Commands Api

What are Commands?

Commands are used to communicate with one or more specific devices. Commands will be delivered directly to target devices that are connected via MQTT, or devices may check periodically for outstanding commands via HTTP.


The Commands API allows you to send custom user-defined commands to devices and allows devices to issue their responses. The Commands API can also be used to view and audit the history of recently sent commands, along with the device responses.

Sending Commands

You can send a command to one or more devices using the Send Command HTTP endpoint. This will POST the command to M2X which subsequently delivers the command to all target devices via MQTT, provided that the devices is connected and subscribed to the Commands MQTT topic thread.


Example "Send Command" JSON request:

{ "name": "CHECK_UPDATES",
  "data": { "updates_server": "https://updates.example.com/" },
  "targets": { "devices": ["3d15f9f98ba9a4beb4790ebad4311cd6",
                           "65b89448f954f49e42b746d73b385cbb",
                           "9033bda03e2cad5cb757d024aa4a8462"] } }

All commands that are posted to a device can be viewed via that Device's List of Received Commands endpoint. Or you can view an account level list of commands via the List Sent Commands endpoint.

Receiving Commands

M2X delivers commands in near real-time via MQTT by publishing the command data to the m2x/<Device Primary API Key>/commands topic thread. Connected devices that are subscribed to this thread will receive the commands as they arrive.


One caveat, if the device is not connected when the command is delivered via MQTT it will need to check for any pending commands once it reconnects (if missing a command is not desired).

Processing Commands

After a device receives a command, and optionally acts on the command, it can deliver a status update to M2X to indicate that the command was received and processed.
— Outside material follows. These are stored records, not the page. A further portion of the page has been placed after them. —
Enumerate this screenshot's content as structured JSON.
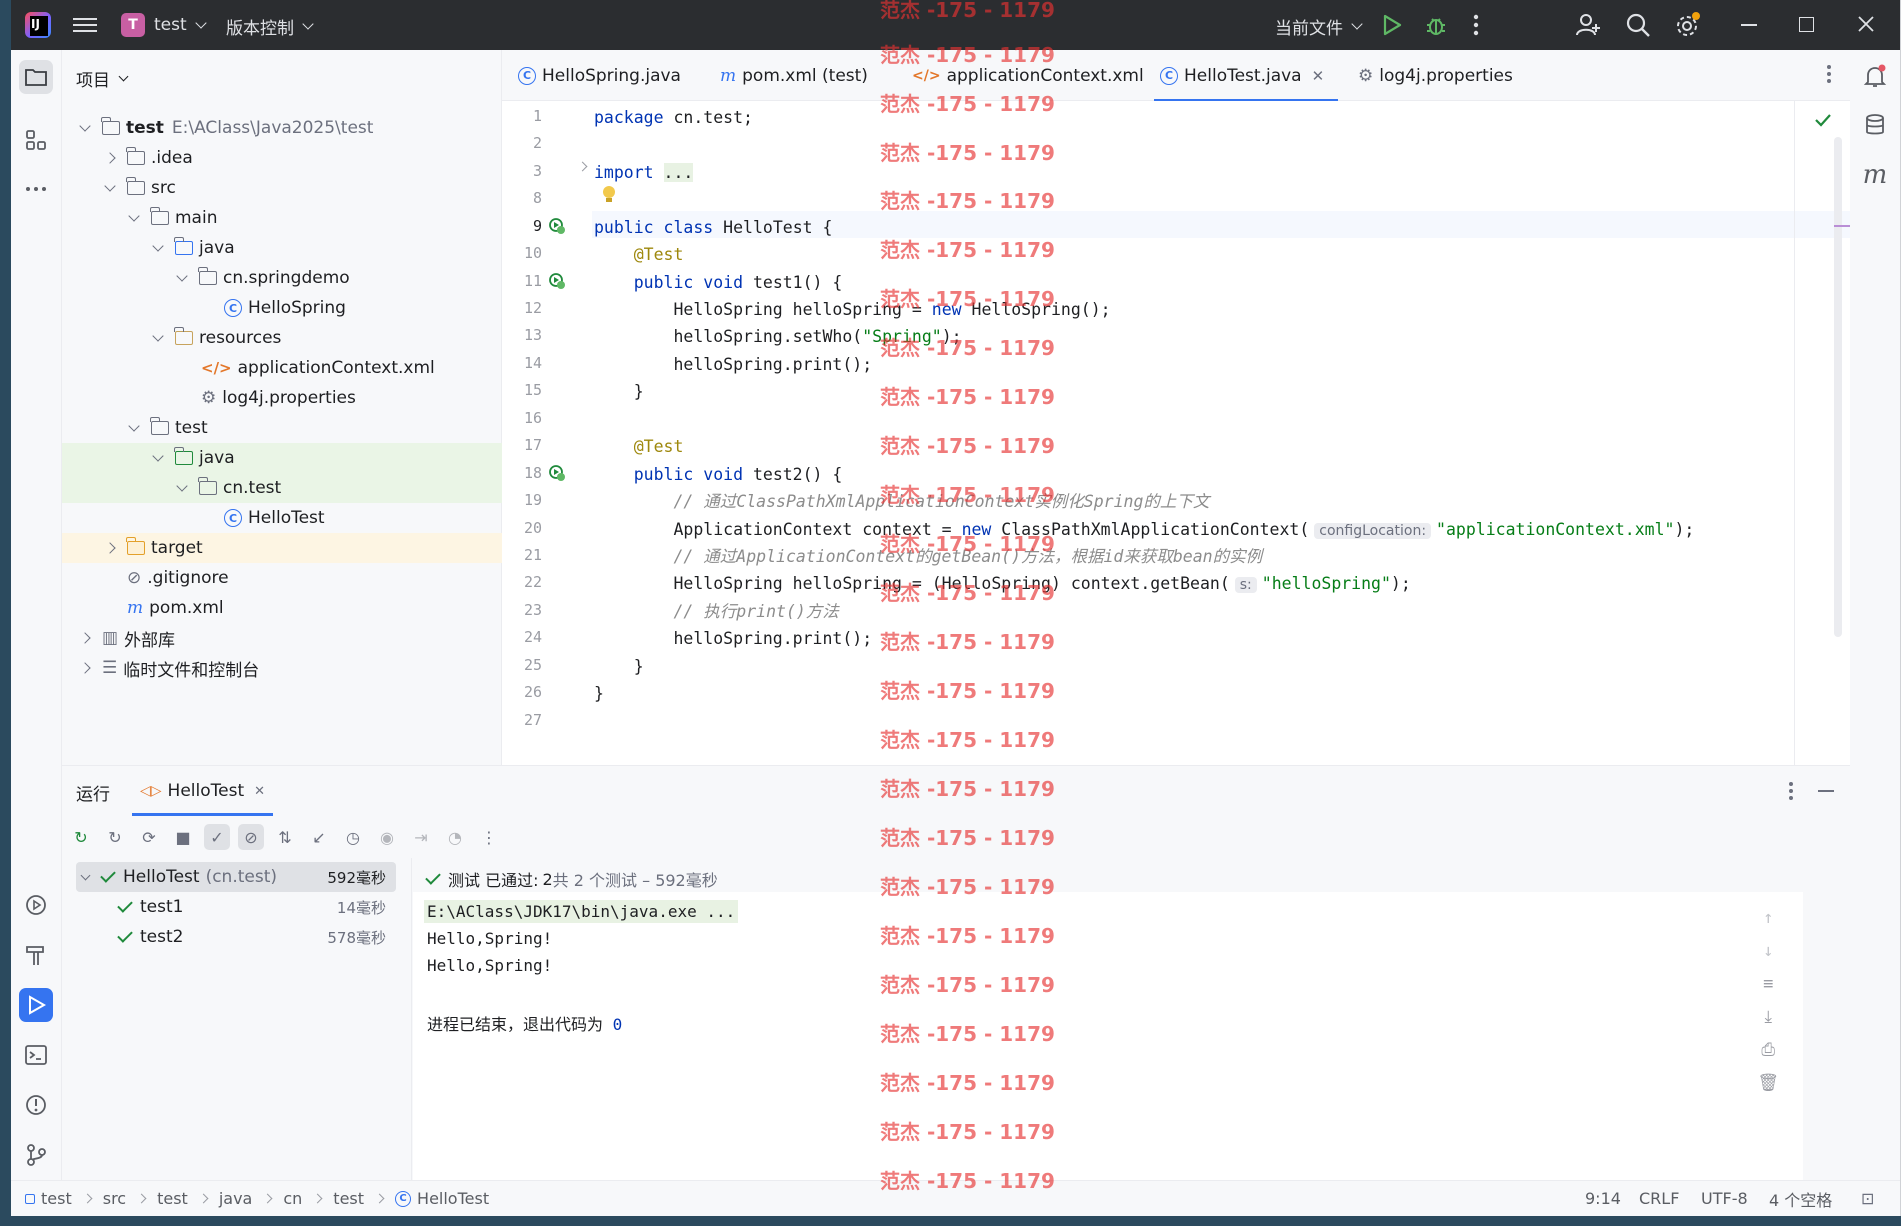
{
  "titlebar": {
    "project_badge": "T",
    "project_name": "test",
    "vcs_label": "版本控制",
    "run_config": "当前文件"
  },
  "project_panel": {
    "header": "项目",
    "root_name": "test",
    "root_path": "E:\\AClass\\Java2025\\test",
    "items": [
      {
        "label": ".idea"
      },
      {
        "label": "src"
      },
      {
        "label": "main"
      },
      {
        "label": "java"
      },
      {
        "label": "cn.springdemo"
      },
      {
        "label": "HelloSpring"
      },
      {
        "label": "resources"
      },
      {
        "label": "applicationContext.xml"
      },
      {
        "label": "log4j.properties"
      },
      {
        "label": "test"
      },
      {
        "label": "java"
      },
      {
        "label": "cn.test"
      },
      {
        "label": "HelloTest"
      },
      {
        "label": "target"
      },
      {
        "label": ".gitignore"
      },
      {
        "label": "pom.xml"
      },
      {
        "label": "外部库"
      },
      {
        "label": "临时文件和控制台"
      }
    ]
  },
  "editor_tabs": [
    {
      "label": "HelloSpring.java"
    },
    {
      "label": "pom.xml (test)"
    },
    {
      "label": "applicationContext.xml"
    },
    {
      "label": "HelloTest.java"
    },
    {
      "label": "log4j.properties"
    }
  ],
  "editor": {
    "line_numbers": [
      "1",
      "2",
      "3",
      "8",
      "9",
      "10",
      "11",
      "12",
      "13",
      "14",
      "15",
      "16",
      "17",
      "18",
      "19",
      "20",
      "21",
      "22",
      "23",
      "24",
      "25",
      "26",
      "27"
    ],
    "lines": {
      "l1_kw": "package",
      "l1_rest": " cn.test;",
      "l3_kw": "import",
      "l3_fold": "...",
      "l9_kw": "public class",
      "l9_rest": " HelloTest {",
      "l10": "    @Test",
      "l11_kw": "    public void",
      "l11_rest": " test1() {",
      "l12_a": "        HelloSpring helloSpring = ",
      "l12_kw": "new",
      "l12_b": " HelloSpring();",
      "l13_a": "        helloSpring.setWho(",
      "l13_str": "\"Spring\"",
      "l13_b": ");",
      "l14": "        helloSpring.print();",
      "l15": "    }",
      "l17": "    @Test",
      "l18_kw": "    public void",
      "l18_rest": " test2() {",
      "l19": "        // 通过ClassPathXmlApplicationContext实例化Spring的上下文",
      "l20_a": "        ApplicationContext context = ",
      "l20_kw": "new",
      "l20_b": " ClassPathXmlApplicationContext(",
      "l20_hint": "configLocation:",
      "l20_str": "\"applicationContext.xml\"",
      "l20_c": ");",
      "l21": "        // 通过ApplicationContext的getBean()方法，根据id来获取bean的实例",
      "l22_a": "        HelloSpring helloSpring = (HelloSpring) context.getBean(",
      "l22_hint": "s:",
      "l22_str": "\"helloSpring\"",
      "l22_b": ");",
      "l23": "        // 执行print()方法",
      "l24": "        helloSpring.print();",
      "l25": "    }",
      "l26": "}"
    }
  },
  "run_panel": {
    "title": "运行",
    "tab_label": "HelloTest",
    "status_prefix": "测试 已通过:",
    "status_count": "2",
    "status_suffix": "共 2 个测试 – 592毫秒",
    "tests": [
      {
        "name": "HelloTest",
        "pkg": "(cn.test)",
        "time": "592毫秒"
      },
      {
        "name": "test1",
        "time": "14毫秒"
      },
      {
        "name": "test2",
        "time": "578毫秒"
      }
    ],
    "console": {
      "cmd": "E:\\AClass\\JDK17\\bin\\java.exe ...",
      "out1": "Hello,Spring!",
      "out2": "Hello,Spring!",
      "exit_text": "进程已结束，退出代码为 ",
      "exit_code": "0"
    }
  },
  "statusbar": {
    "breadcrumbs": [
      "test",
      "src",
      "test",
      "java",
      "cn",
      "test",
      "HelloTest"
    ],
    "position": "9:14",
    "line_sep": "CRLF",
    "encoding": "UTF-8",
    "indent": "4 个空格"
  },
  "watermark": "范杰 -175 - 1179",
  "colors": {
    "accent": "#3574f0",
    "keyword": "#0033b3",
    "string": "#067d17",
    "annotation": "#9e880d",
    "pass": "#208a3c",
    "watermark": "#e63232"
  }
}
There are two HTTP endpoints which allow the device to either mark the command as Processed, indicating that the command was accepted, or Reject the command.

Examples

Here are some code samples for receiving and processing commands: